These trials – even the failures – provide invaluable information. The demonstrations collected through RoboTurk will give the robots background knowledge to kickstart their learning. SURREAL can run thousands of simulated experiences by people worldwide at once to speed the learning process.
“With SURREAL, we want to accelerate this process of interacting with the environment,” said Linxi Fan, a PhD student in computer science and a member of the team. These frameworks drastically increase the amount of data for the robots to learn from.
“The twin frameworks combined can provide a mechanism for AI-assisted human performance of tasks where we can bring humans away from dangerous environments while still retaining a similar level of task execution proficiency,” said postdoctoral fellow Animesh Garg, a member of the team that developed the frameworks.
The team envisions that robots will be an integral part of everyday life in the future: helping with household chores, performing repetitive assembly tasks in manufacturing or completing dangerous tasks that may pose a threat to humans.
“You shouldn’t have to tell the robot to twist its arm 20 degrees and inch forward 10 centimeters,” said Zhu. “You want to be able to tell the robot to go to the kitchen and get an apple.”
The Latest on: Robot learning
via Google News
The Latest on: Robot learning
- Kids as young as 4 learn coding from robots in this Palos Verdes Estates-based ‘Bots for Tots’ programon August 16, 2019 at 4:02 pm
At a long drawing table in the Rolling Robots playroom a line of 4- and 5-year-olds in a “Bots for Tots” class are learning beginner coding concepts with a little help from a roving robot named Ozobot ...
- Deal: Become a robotics expert for just $15on August 16, 2019 at 10:05 am
These eBooks are aimed at all experience levels, so even if your only robotics knowledge is from watching Wall-E, you can start learning now. The books keep you engaged by walking you through projects ...
- Robot Dog Astro Can Sit, Lie Down, and Save Liveson August 16, 2019 at 4:14 am
Using deep learning and artificial intelligence, scientists from Florida Atlantic University’s Machine Perception and Cognitive Robotics (MPCR) Laboratory are bringing Astro to life. A robotic tail ...
- Robot Software Market 2019: Insights and Forecast Research Report 2025on August 16, 2019 at 2:31 am
Service robots are also being used for surveying customers to seek reviews, helping retailers to understand customer perceptions. The utilization of machine learning technology in robotics enables the ...
- We’re teaching robots to build their own toolson August 15, 2019 at 10:08 pm
Using a technique called supervised learning, where the robot was shown objects to understand their properties and learn their uses, the bot was able to learn to put items together to carry out tasks.
- Astro the robot dog kinda sorta looks like a real dogon August 15, 2019 at 11:16 am
The robot's anatomy mimics that of its real-life canine inspiration ... Astro is trying to think like a dog thanks to artificial intelligence and deep learning technology in his computer "brain." The ...
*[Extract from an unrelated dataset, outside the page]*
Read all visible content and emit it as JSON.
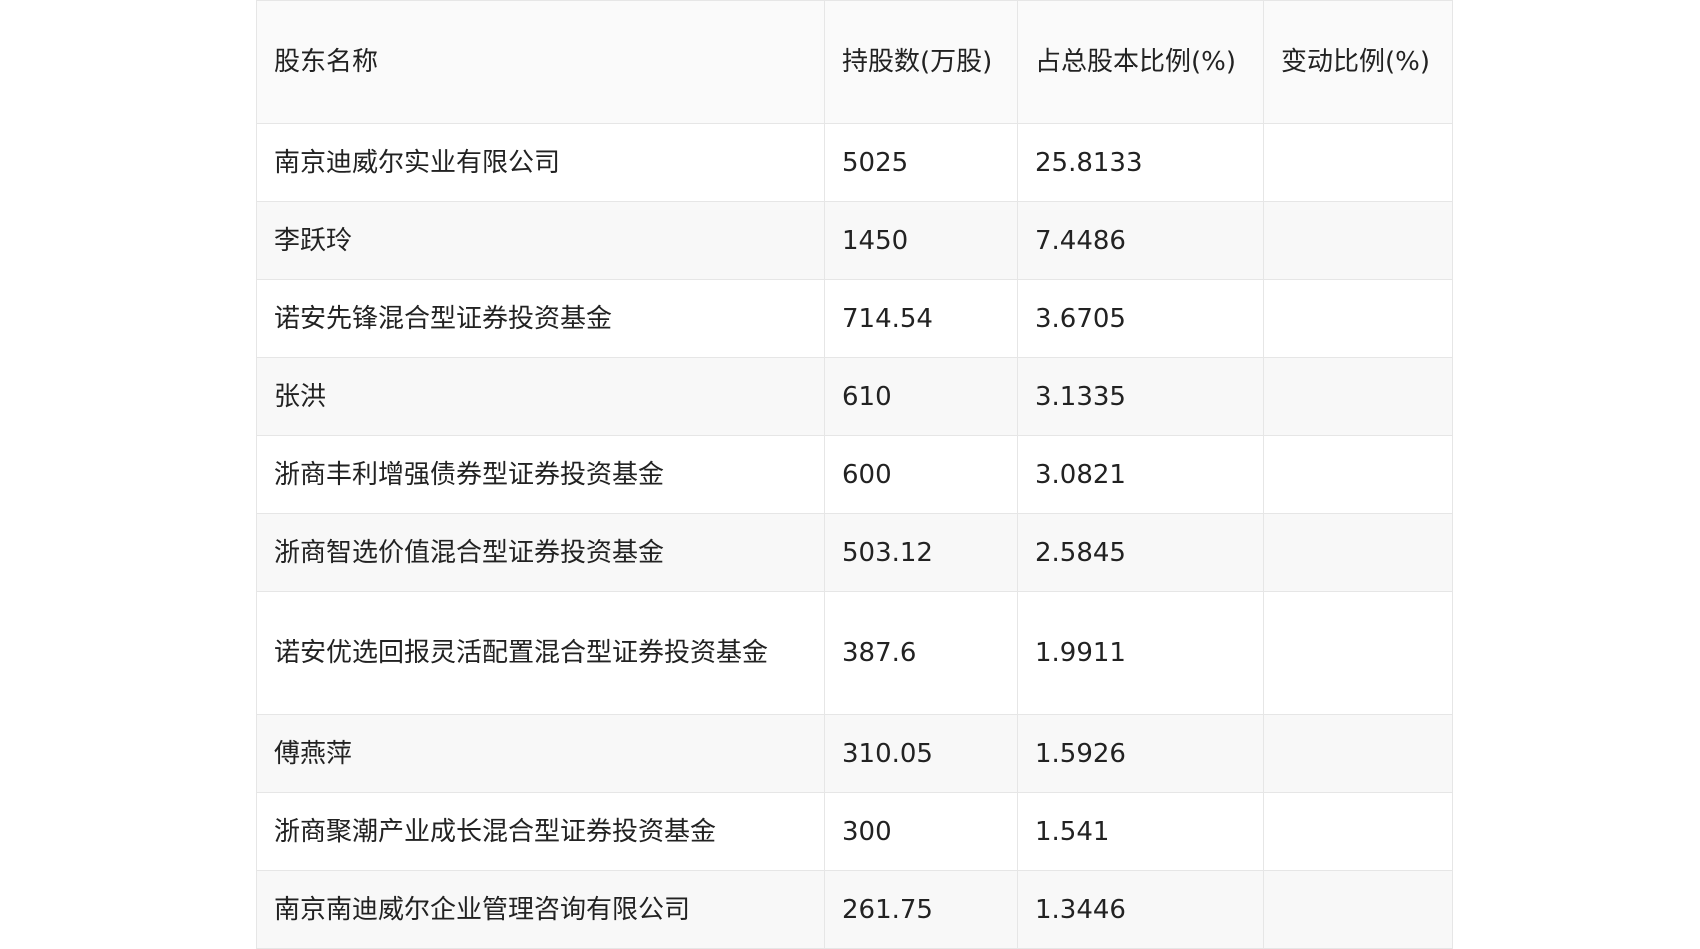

- Indian startup behind the ‘playful learning robot’ Miko, raises $7.5 millionon August 13, 2019 at 9:30 pm
Robotics startup Emotix whose learning robot Miko is a runaway hit,, has raised $7.5 million in a series A round. This funding is led by Chiratae Ventures, YourNest Venture Capital, investor Bruno ...
- "MacGyver" robots learn to build new tools from everyday objects on handon August 12, 2019 at 11:18 pm
Seven years on, the MacGyver bot is learning to identify and use objects, although it still seems to be a long way off cruising into disaster zones. The robot is trained through machine learning ...
- 'MacGyver'-like robot can build own tools by Aassessing form, function of supplieson August 12, 2019 at 11:13 pm
The breakthrough comes from Georgia Tech’s Robot Autonomy and Interactive Learning (RAIL) research lab and is a significant step toward enabling intelligent agents to devise more advanced tools that ...
via Bing News